Remember what autumn is, the poet and Jesus are saying, now is the time to store and preserve for the coming winter, to use the harvest for the glory of God. How do we do that? The poet speaks of our forgetfulness, our laziness, of what we should do. Jesus redirects our attention. Instead of saying with the rich man, “Soul, you have ample goods laid up for many years; relax, eat, drink, be merry,” we need to distribute our goods, not just store them up – this was the disgrace of the grain mountains and wine lakes of government policies. Indeed, we must be prudent, but we should not have the “relax, eat, drink, be merry” attitude of the rich man. Provision for the future is possible, but storage for my own sake is not doing things to the glory of God.
The collect clarifies the glory of God, “for the relief of those in need and for our own well-being.” This rich man does not care for the other. He has eyes only for his own satisfaction – “for many years,” he says. But through Jesus Christ, we should turn to “our own well-being” and “the relief of those in need.” Jesus Christ calls us to attend to others, to love them as ourselves.
The rich man’s storage for self-repletion is not the charity of the faithful congregation. From the treasury many gifts are brought forth – to use the image from another parable – for the sake of others. This other wealthy man is altruistic, he cares for the other, and meets his own well-being in doing so. This other man is rich “towards God”. We do know that wealth is of many types. We must be aware of the wealth we acquire, what sort of stuff it is, how it can be used effectively here and now.
Jesus tells of two disparate types of wealth, that which can be stored up, but for whose benefit? After all, if the rich man dies when he has accrued so much, “Who benefits?” Obviously, Jesus has a very different goal in his economics. Instead of building a jail to incarcerate the goods of the harvest, he wants it to benefit rich and poor, just as the collect implores us, to use harvest for the glory of God.

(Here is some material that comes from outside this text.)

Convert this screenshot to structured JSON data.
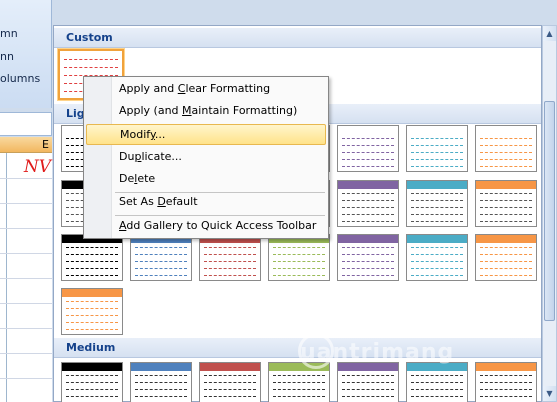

I would say the glory of God is revealed in life in all its fullness, when the harvest is distributed for the care of all.
The poet speaks of the activity of people as he characterises Autumn in his poem. He speaks of a world in symbols – poets do that, don’t they, they make life substantial through metaphor, analogy and simile: the poet’s word pictures draw us into a world in which we can dwell, the world of a bold intentionality. Jesus also does the same with this parable. He characterises the everyday world of cupidity and turns it on its head. Let us celebrate harvest anew, aware that our possessions will one day pass to others. Let us build the new storehouses, but let them be places whence generosity flows.
Today we give thanks for this harvest, remembering nature’s bounty and human ingenuity. Let autumn be the season of resolve here and now in our care for ourselves and one another. Let autumn’s harvest reveal that everything truly is for the greater glory of God.